As a relative newcomer to the field with a degree in literature, I was struck by the gap between the normative focus of these conversations and the comparative lack of descriptive accounts of the field. Communications was a fragmented field, with multiple disciplinary associations, major differences in national traditions, and a lot of diversity in program structure. In our SSRC work, we spent a lot of time on what were essentially mapping exercises, trying to identify and connect clusters of research on various aspects of media activism and policy, including clusters of related research spread across other disciplines. In 2007, I proposed to a group of Communications program chairs that we might be able to use course content as a basis for a more descriptive account of the field. Communications, at a minimum, could be viewed as the body of knowledge that faculty chose to transmit and reproduce. This was my first attempt to organize research on syllabi. But doing so across even a small range of programs proved logistically complex and lacked a strong constituency in the group. My job at the SSRC had little scope for unfunded research, so I didn’t pursue it.

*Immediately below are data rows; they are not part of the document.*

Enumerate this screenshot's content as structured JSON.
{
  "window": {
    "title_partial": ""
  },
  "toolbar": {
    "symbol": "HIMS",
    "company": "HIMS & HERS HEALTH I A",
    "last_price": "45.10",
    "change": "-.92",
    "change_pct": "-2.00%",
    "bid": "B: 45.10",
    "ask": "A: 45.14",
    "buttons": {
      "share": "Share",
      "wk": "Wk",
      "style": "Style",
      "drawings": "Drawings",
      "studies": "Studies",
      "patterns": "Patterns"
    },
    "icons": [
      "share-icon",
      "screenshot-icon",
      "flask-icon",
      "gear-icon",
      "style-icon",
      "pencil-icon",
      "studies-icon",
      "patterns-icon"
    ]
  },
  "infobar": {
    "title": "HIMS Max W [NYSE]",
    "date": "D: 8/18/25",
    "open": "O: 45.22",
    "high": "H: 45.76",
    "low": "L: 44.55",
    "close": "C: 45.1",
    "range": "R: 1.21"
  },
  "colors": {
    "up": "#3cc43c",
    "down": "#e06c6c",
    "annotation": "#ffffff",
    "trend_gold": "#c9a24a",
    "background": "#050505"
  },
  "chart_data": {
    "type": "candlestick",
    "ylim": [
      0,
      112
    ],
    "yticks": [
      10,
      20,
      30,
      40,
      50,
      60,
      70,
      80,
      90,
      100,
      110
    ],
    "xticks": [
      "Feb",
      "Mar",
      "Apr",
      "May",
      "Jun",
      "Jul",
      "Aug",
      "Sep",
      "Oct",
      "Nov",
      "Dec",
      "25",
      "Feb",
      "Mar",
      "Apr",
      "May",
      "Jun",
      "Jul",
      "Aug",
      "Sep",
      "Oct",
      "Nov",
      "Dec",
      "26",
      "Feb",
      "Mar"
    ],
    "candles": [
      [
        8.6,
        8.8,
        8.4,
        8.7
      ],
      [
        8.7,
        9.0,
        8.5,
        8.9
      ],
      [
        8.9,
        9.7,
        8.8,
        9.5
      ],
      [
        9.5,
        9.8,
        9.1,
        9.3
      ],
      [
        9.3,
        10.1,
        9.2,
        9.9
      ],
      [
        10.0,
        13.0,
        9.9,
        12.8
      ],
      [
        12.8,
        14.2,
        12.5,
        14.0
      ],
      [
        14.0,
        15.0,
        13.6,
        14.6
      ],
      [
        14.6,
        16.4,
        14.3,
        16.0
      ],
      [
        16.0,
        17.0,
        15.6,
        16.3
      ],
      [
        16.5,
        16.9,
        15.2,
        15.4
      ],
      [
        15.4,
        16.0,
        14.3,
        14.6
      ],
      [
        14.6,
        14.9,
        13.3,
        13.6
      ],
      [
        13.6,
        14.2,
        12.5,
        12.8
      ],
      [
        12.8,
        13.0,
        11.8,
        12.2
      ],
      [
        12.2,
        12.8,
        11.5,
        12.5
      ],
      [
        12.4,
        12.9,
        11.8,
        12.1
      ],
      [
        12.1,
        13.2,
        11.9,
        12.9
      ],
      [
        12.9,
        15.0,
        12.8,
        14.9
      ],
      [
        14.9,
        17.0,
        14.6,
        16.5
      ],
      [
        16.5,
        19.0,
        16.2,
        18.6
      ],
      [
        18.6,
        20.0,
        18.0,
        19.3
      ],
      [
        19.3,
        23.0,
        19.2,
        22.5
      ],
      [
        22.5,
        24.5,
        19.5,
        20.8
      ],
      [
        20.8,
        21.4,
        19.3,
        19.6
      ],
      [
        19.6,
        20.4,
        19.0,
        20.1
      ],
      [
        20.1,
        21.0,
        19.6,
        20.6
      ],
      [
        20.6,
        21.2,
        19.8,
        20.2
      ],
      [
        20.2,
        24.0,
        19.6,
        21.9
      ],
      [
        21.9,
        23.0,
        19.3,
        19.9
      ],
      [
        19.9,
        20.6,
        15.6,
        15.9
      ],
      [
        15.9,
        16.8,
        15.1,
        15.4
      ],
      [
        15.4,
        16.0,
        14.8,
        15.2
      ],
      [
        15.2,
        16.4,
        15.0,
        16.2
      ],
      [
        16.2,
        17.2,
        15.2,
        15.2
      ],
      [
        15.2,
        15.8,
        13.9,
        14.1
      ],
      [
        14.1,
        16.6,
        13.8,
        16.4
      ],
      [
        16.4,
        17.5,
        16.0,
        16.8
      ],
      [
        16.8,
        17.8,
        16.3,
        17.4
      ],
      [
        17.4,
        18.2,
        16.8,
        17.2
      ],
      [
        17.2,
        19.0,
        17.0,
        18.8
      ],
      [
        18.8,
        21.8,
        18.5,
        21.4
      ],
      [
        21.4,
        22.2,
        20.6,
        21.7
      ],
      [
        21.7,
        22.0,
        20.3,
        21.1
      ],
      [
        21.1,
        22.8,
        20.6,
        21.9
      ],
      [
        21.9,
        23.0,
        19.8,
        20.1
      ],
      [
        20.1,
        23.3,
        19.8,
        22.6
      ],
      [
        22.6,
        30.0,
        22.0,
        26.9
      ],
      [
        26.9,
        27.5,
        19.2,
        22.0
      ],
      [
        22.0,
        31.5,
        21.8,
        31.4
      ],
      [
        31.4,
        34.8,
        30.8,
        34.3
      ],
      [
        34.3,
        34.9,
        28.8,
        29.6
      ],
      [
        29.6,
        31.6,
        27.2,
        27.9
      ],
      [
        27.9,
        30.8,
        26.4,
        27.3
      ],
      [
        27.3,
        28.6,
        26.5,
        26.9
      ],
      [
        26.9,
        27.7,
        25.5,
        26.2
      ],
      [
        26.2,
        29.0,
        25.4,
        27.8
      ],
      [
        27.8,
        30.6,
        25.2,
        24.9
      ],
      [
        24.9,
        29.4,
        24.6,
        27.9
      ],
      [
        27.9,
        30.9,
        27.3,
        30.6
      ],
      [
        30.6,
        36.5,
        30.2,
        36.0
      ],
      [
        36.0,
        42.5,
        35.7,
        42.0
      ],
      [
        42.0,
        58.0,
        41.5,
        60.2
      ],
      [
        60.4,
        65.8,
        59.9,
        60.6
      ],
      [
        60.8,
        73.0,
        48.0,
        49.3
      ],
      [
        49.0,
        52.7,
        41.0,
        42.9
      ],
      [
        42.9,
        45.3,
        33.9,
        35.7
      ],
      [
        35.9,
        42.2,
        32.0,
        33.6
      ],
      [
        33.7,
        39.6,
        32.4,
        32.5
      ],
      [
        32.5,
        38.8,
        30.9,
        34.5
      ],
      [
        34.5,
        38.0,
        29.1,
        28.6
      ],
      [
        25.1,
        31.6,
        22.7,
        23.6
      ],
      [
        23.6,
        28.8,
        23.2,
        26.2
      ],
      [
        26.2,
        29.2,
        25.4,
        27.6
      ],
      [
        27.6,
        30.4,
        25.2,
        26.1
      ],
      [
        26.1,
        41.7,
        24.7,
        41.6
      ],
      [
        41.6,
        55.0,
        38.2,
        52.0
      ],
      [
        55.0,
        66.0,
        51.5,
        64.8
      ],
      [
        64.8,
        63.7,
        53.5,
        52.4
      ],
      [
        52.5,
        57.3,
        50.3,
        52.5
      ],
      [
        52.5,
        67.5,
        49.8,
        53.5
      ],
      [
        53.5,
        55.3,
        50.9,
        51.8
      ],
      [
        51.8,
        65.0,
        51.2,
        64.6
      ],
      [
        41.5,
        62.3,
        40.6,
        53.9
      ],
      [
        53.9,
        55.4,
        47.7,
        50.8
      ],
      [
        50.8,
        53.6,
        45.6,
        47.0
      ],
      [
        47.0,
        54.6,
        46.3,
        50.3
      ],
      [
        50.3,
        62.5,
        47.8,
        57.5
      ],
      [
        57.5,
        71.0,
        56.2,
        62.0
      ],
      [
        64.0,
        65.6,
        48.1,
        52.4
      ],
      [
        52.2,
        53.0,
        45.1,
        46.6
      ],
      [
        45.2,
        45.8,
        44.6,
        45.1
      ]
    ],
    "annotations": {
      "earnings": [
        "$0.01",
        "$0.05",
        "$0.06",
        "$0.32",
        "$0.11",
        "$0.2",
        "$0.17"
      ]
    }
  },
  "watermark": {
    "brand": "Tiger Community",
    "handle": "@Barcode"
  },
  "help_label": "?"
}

But I also didn’t forget it. Some years after that, I started Open Syllabus (with several colleagues) at Columbia University. Because syllabi had begun to appear online in large numbers, we were able to solve the problem of collecting at scale. Because cloud computing and machine learning had begun to be more accessible, we were able to address questions computationally that had previously required intense manual coding. We now work with a corpus of around 10.5 million syllabi (and growing) and have spent a lot of time thinking about ways to visualize and explore fields within the data. Of these, the Co-Assignment Galaxy is the conversation piece — a massive plot of over a million assigned titles. Here’s a recorded talk by David McClure on the subject if you’re curious.

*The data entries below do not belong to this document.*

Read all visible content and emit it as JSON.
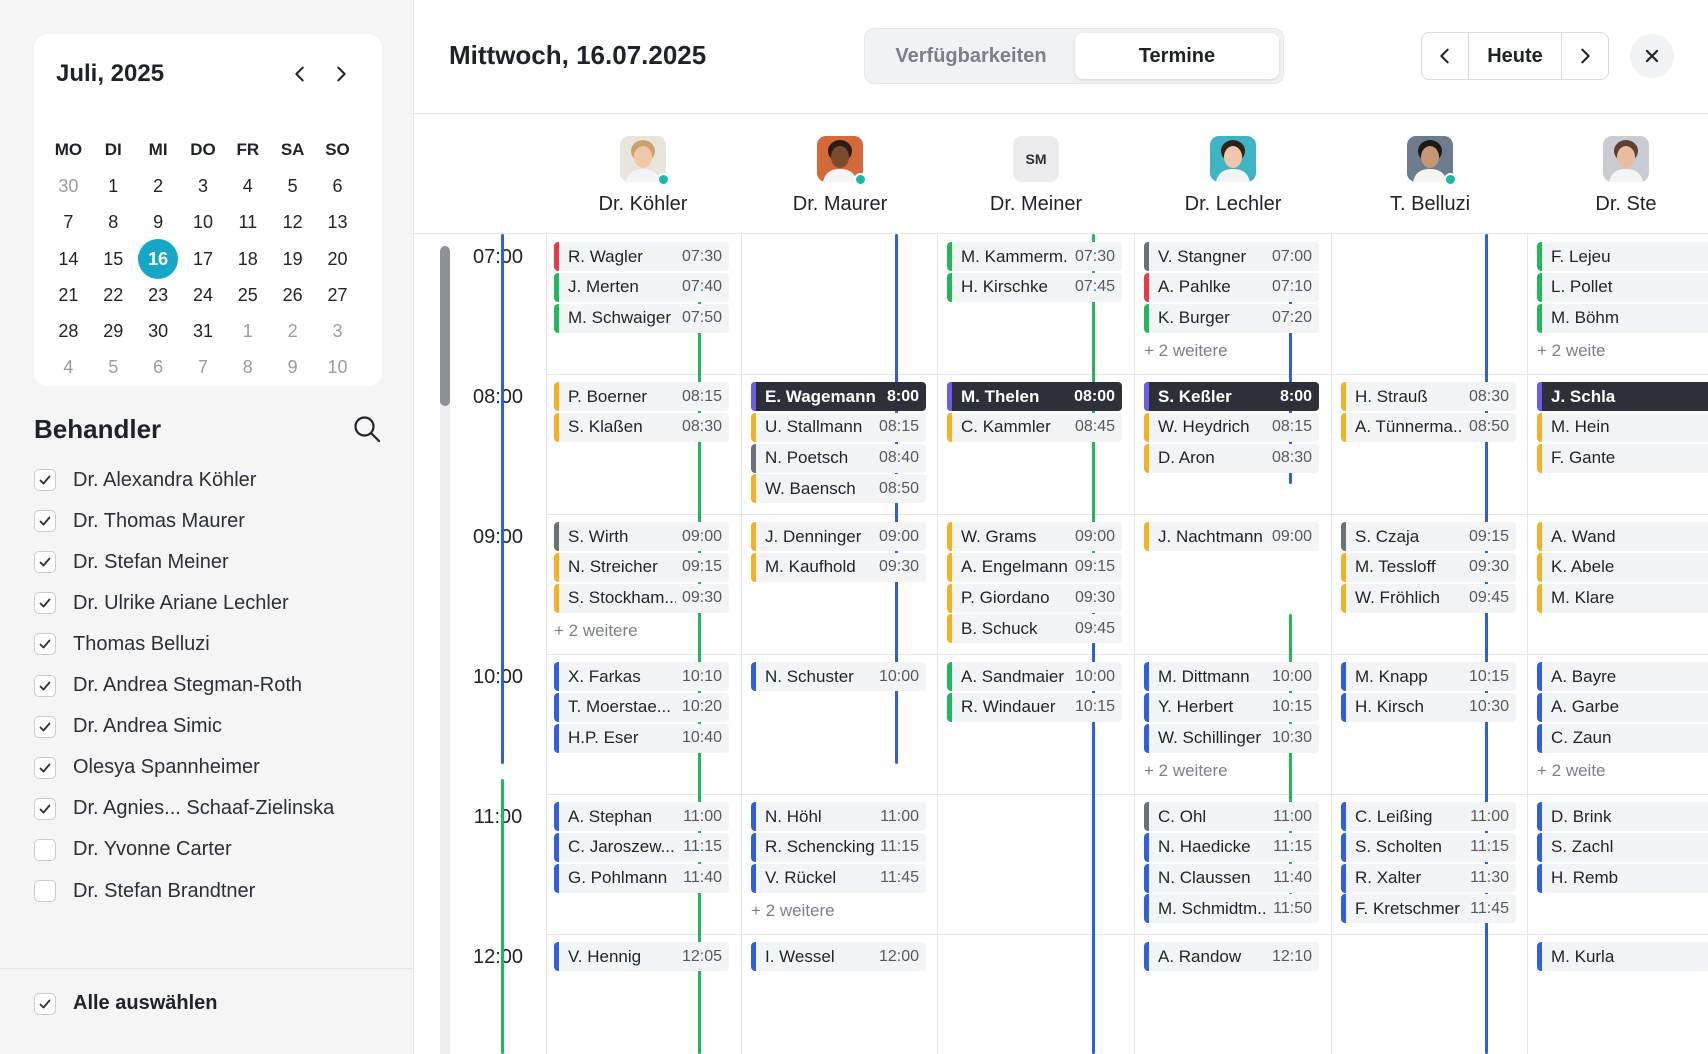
{
  "sidebar": {
    "month_title": "Juli, 2025",
    "weekdays": [
      "MO",
      "DI",
      "MI",
      "DO",
      "FR",
      "SA",
      "SO"
    ],
    "weeks": [
      [
        {
          "d": "30",
          "m": true
        },
        {
          "d": "1"
        },
        {
          "d": "2"
        },
        {
          "d": "3"
        },
        {
          "d": "4"
        },
        {
          "d": "5"
        },
        {
          "d": "6"
        }
      ],
      [
        {
          "d": "7"
        },
        {
          "d": "8"
        },
        {
          "d": "9"
        },
        {
          "d": "10"
        },
        {
          "d": "11"
        },
        {
          "d": "12"
        },
        {
          "d": "13"
        }
      ],
      [
        {
          "d": "14"
        },
        {
          "d": "15"
        },
        {
          "d": "16",
          "today": true
        },
        {
          "d": "17"
        },
        {
          "d": "18"
        },
        {
          "d": "19"
        },
        {
          "d": "20"
        }
      ],
      [
        {
          "d": "21"
        },
        {
          "d": "22"
        },
        {
          "d": "23"
        },
        {
          "d": "24"
        },
        {
          "d": "25"
        },
        {
          "d": "26"
        },
        {
          "d": "27"
        }
      ],
      [
        {
          "d": "28"
        },
        {
          "d": "29"
        },
        {
          "d": "30"
        },
        {
          "d": "31"
        },
        {
          "d": "1",
          "m": true
        },
        {
          "d": "2",
          "m": true
        },
        {
          "d": "3",
          "m": true
        }
      ],
      [
        {
          "d": "4",
          "m": true
        },
        {
          "d": "5",
          "m": true
        },
        {
          "d": "6",
          "m": true
        },
        {
          "d": "7",
          "m": true
        },
        {
          "d": "8",
          "m": true
        },
        {
          "d": "9",
          "m": true
        },
        {
          "d": "10",
          "m": true
        }
      ]
    ],
    "behandler_title": "Behandler",
    "behandler": [
      {
        "label": "Dr. Alexandra Köhler",
        "checked": true
      },
      {
        "label": "Dr. Thomas Maurer",
        "checked": true
      },
      {
        "label": "Dr. Stefan Meiner",
        "checked": true
      },
      {
        "label": " Dr. Ulrike Ariane Lechler",
        "checked": true
      },
      {
        "label": "Thomas Belluzi",
        "checked": true
      },
      {
        "label": "Dr. Andrea Stegman-Roth",
        "checked": true
      },
      {
        "label": "Dr. Andrea Simic",
        "checked": true
      },
      {
        "label": "Olesya Spannheimer",
        "checked": true
      },
      {
        "label": "Dr. Agnies... Schaaf-Zielinska",
        "checked": true
      },
      {
        "label": "Dr. Yvonne Carter",
        "checked": false
      },
      {
        "label": "Dr. Stefan Brandtner",
        "checked": false
      }
    ],
    "select_all_label": "Alle auswählen"
  },
  "header": {
    "date_title": "Mittwoch, 16.07.2025",
    "tabs": [
      "Verfügbarkeiten",
      "Termine"
    ],
    "active_tab": "Termine",
    "today_label": "Heute"
  },
  "colors": {
    "red": "#e53b46",
    "green": "#1fb95c",
    "yellow": "#f3b124",
    "gray": "#6b7079",
    "purple": "#6d5ce6",
    "blue": "#2f5fdc"
  },
  "doctors": [
    {
      "name": "Dr. Köhler",
      "avatar": "photo",
      "online": true
    },
    {
      "name": "Dr. Maurer",
      "avatar": "photo",
      "online": true
    },
    {
      "name": "Dr. Meiner",
      "avatar": "SM",
      "online": false
    },
    {
      "name": "Dr. Lechler",
      "avatar": "photo",
      "online": false
    },
    {
      "name": "T. Belluzi",
      "avatar": "photo",
      "online": true
    },
    {
      "name": "Dr. Ste",
      "avatar": "photo",
      "online": false
    }
  ],
  "hours": [
    "07:00",
    "08:00",
    "09:00",
    "10:00",
    "11:00",
    "12:00"
  ],
  "schedule": [
    [
      [
        [
          "R. Wagler",
          "07:30",
          "red"
        ],
        [
          "J. Merten",
          "07:40",
          "green"
        ],
        [
          "M. Schwaiger",
          "07:50",
          "green"
        ]
      ],
      [
        [
          "P. Boerner",
          "08:15",
          "yellow"
        ],
        [
          "S. Klaßen",
          "08:30",
          "yellow"
        ]
      ],
      [
        [
          "S. Wirth",
          "09:00",
          "gray"
        ],
        [
          "N. Streicher",
          "09:15",
          "yellow"
        ],
        [
          "S. Stockham...",
          "09:30",
          "yellow"
        ],
        "+ 2 weitere"
      ],
      [
        [
          "X. Farkas",
          "10:10",
          "blue"
        ],
        [
          "T. Moerstae...",
          "10:20",
          "blue"
        ],
        [
          "H.P. Eser",
          "10:40",
          "blue"
        ]
      ],
      [
        [
          "A. Stephan",
          "11:00",
          "blue"
        ],
        [
          "C. Jaroszew...",
          "11:15",
          "blue"
        ],
        [
          "G. Pohlmann",
          "11:40",
          "blue"
        ]
      ],
      [
        [
          "V. Hennig",
          "12:05",
          "blue"
        ]
      ]
    ],
    [
      [],
      [
        [
          "E. Wagemann",
          "8:00",
          "purple",
          "dark"
        ],
        [
          "U. Stallmann",
          "08:15",
          "yellow"
        ],
        [
          "N. Poetsch",
          "08:40",
          "gray"
        ],
        [
          "W. Baensch",
          "08:50",
          "yellow"
        ]
      ],
      [
        [
          "J. Denninger",
          "09:00",
          "yellow"
        ],
        [
          "M. Kaufhold",
          "09:30",
          "yellow"
        ]
      ],
      [
        [
          "N. Schuster",
          "10:00",
          "blue"
        ]
      ],
      [
        [
          "N. Höhl",
          "11:00",
          "blue"
        ],
        [
          "R. Schencking",
          "11:15",
          "blue"
        ],
        [
          "V. Rückel",
          "11:45",
          "blue"
        ],
        "+ 2 weitere"
      ],
      [
        [
          "I. Wessel",
          "12:00",
          "blue"
        ]
      ]
    ],
    [
      [
        [
          "M. Kammerm...",
          "07:30",
          "green"
        ],
        [
          "H. Kirschke",
          "07:45",
          "green"
        ]
      ],
      [
        [
          "M. Thelen",
          "08:00",
          "purple",
          "dark"
        ],
        [
          "C. Kammler",
          "08:45",
          "yellow"
        ]
      ],
      [
        [
          "W. Grams",
          "09:00",
          "yellow"
        ],
        [
          "A. Engelmann",
          "09:15",
          "yellow"
        ],
        [
          "P. Giordano",
          "09:30",
          "yellow"
        ],
        [
          "B. Schuck",
          "09:45",
          "yellow"
        ]
      ],
      [
        [
          "A. Sandmaier",
          "10:00",
          "green"
        ],
        [
          "R. Windauer",
          "10:15",
          "green"
        ]
      ],
      [],
      []
    ],
    [
      [
        [
          "V. Stangner",
          "07:00",
          "gray"
        ],
        [
          "A. Pahlke",
          "07:10",
          "red"
        ],
        [
          "K. Burger",
          "07:20",
          "green"
        ],
        "+ 2 weitere"
      ],
      [
        [
          "S. Keßler",
          "8:00",
          "purple",
          "dark"
        ],
        [
          "W. Heydrich",
          "08:15",
          "yellow"
        ],
        [
          "D. Aron",
          "08:30",
          "yellow"
        ]
      ],
      [
        [
          "J. Nachtmann",
          "09:00",
          "yellow"
        ]
      ],
      [
        [
          "M. Dittmann",
          "10:00",
          "blue"
        ],
        [
          "Y. Herbert",
          "10:15",
          "blue"
        ],
        [
          "W. Schillinger",
          "10:30",
          "blue"
        ],
        "+ 2 weitere"
      ],
      [
        [
          "C. Ohl",
          "11:00",
          "gray"
        ],
        [
          "N. Haedicke",
          "11:15",
          "blue"
        ],
        [
          "N. Claussen",
          "11:40",
          "blue"
        ],
        [
          "M. Schmidtm...",
          "11:50",
          "blue"
        ]
      ],
      [
        [
          "A. Randow",
          "12:10",
          "blue"
        ]
      ]
    ],
    [
      [],
      [
        [
          "H. Strauß",
          "08:30",
          "yellow"
        ],
        [
          "A. Tünnerma...",
          "08:50",
          "yellow"
        ]
      ],
      [
        [
          "S. Czaja",
          "09:15",
          "gray"
        ],
        [
          "M. Tessloff",
          "09:30",
          "yellow"
        ],
        [
          "W. Fröhlich",
          "09:45",
          "yellow"
        ]
      ],
      [
        [
          "M. Knapp",
          "10:15",
          "blue"
        ],
        [
          "H. Kirsch",
          "10:30",
          "blue"
        ]
      ],
      [
        [
          "C. Leißing",
          "11:00",
          "blue"
        ],
        [
          "S. Scholten",
          "11:15",
          "blue"
        ],
        [
          "R. Xalter",
          "11:30",
          "blue"
        ],
        [
          "F. Kretschmer",
          "11:45",
          "blue"
        ]
      ],
      []
    ],
    [
      [
        [
          "F. Lejeu",
          "",
          "green"
        ],
        [
          "L. Pollet",
          "",
          "green"
        ],
        [
          "M. Böhm",
          "",
          "green"
        ],
        "+ 2 weite"
      ],
      [
        [
          "J. Schla",
          "",
          "purple",
          "dark"
        ],
        [
          "M. Hein",
          "",
          "yellow"
        ],
        [
          "F. Gante",
          "",
          "yellow"
        ]
      ],
      [
        [
          "A. Wand",
          "",
          "yellow"
        ],
        [
          "K. Abele",
          "",
          "yellow"
        ],
        [
          "M. Klare",
          "",
          "yellow"
        ]
      ],
      [
        [
          "A. Bayre",
          "",
          "blue"
        ],
        [
          "A. Garbe",
          "",
          "blue"
        ],
        [
          "C. Zaun",
          "",
          "blue"
        ],
        "+ 2 weite"
      ],
      [
        [
          "D. Brink",
          "",
          "blue"
        ],
        [
          "S. Zachl",
          "",
          "blue"
        ],
        [
          "H. Remb",
          "",
          "blue"
        ]
      ],
      [
        [
          "M. Kurla",
          "",
          "blue"
        ]
      ]
    ]
  ]
}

The Co-Assignment Galaxy represents titles based on the extent to which they appear together on syllabi. Each title is a dot whose size is determined by the title’s total assignment count in the collection. This simple principle structures a very detailed map of fields, subfields, and their boundaries. It also combines what we could call content-based and institutional ways of thinking about fields. By content based, I mean that the layout is derived solely from similarities in the assigned contents of millions of classes, with no a priori knowledge about how those classes divide into sociology or history or physics (we added the labels later). At the same time, we developed tools that do sort syllabi into the classificatory schemas used by universities, which reflect a more administrative and institutional view of fields. This institutional account shows up in the graph through the use of color. A title receives a color based on its predominant field of assignment. Field boundaries and border zones are represented in the Galaxy by this interaction between spatial layout and color.
This interaction is especially interesting for emergent fields that haven’t (yet) undergone strong ‘disciplinarization.’ These new fields are dominated by texts assigned across multiple disciplines—a status signaled by the color gray. Environmental studies is a good example of a new field: strongly clustered but with lots of gray, reflecting the circulation of titles within its main contributing disciplines, including Political Science (purple), History (orange), and English (teal).
For comparison, here’s English: a field with a huge corpus of titles whose use is almost entirely circumscribed by the discipline (and further divided into major national and chronological units—a.k.a., subblobs—of study).
Sociology is an interesting example. It has two primary axes defined by social theory and a sort of thematic arc running from class to race to gender. But it is also highly connected to other fields in all directions—something visible in the gray boundary zones that take over at its edges. Social theory blends into political theory; socioeconomic literature leads toward social work; gender analysis leads toward a gender studies cluster that is close to a field of its own in terms of what we might call curricular mass.
The complexity of this geography is partly the result of mapping the full collection of syllabi, which contains all fields. But we can also shrink the lense to sociology classes proper and to a much smaller number of titles. These restrictions produce what I think is probably a more familiar landscape for sociology students: methods in green on the upper left; different flavors of social theory across the top center and right; gender in the bottom right; work in the middle; and various approaches to race, ethnicity, and class across the lower left quadrant. These are, btw, available as large 3’x4’ posters from the Open Syllabus Print Store.
For me, these maps are a sort of externalization of my efforts to orient myself in the fields in which I’ve worked: Communications, before that, Sociology, and before that, Comparative Literature. And I think that experience is common. A large part of graduate education is about building high-level maps of one’s field from its narrower instantiations in classes, research, preliminary exams, and especially conferences. This is a hard and inevitably subjective process—especially in communities that cut across fields in their institutional and disciplinary senses.
The pedagogical question I’d ask is whether these graphs can contribute usefully to that process of mapping. These are relatively new forms of representation that have no strong connections to the institutional contexts where ‘sense of field’ is produced. Our posters are an effort to change that a little by claiming a foothold in those spaces. And if they do, what follows? We know we can, in limited ways, reflect a field. But what can new forms of representation do to a field?
Joe Karaganis directs Open Syllabus. You can read other Open Syllabus data stories here or follow his neglected Twitter account here. The better-maintained Open Syllabus account is here.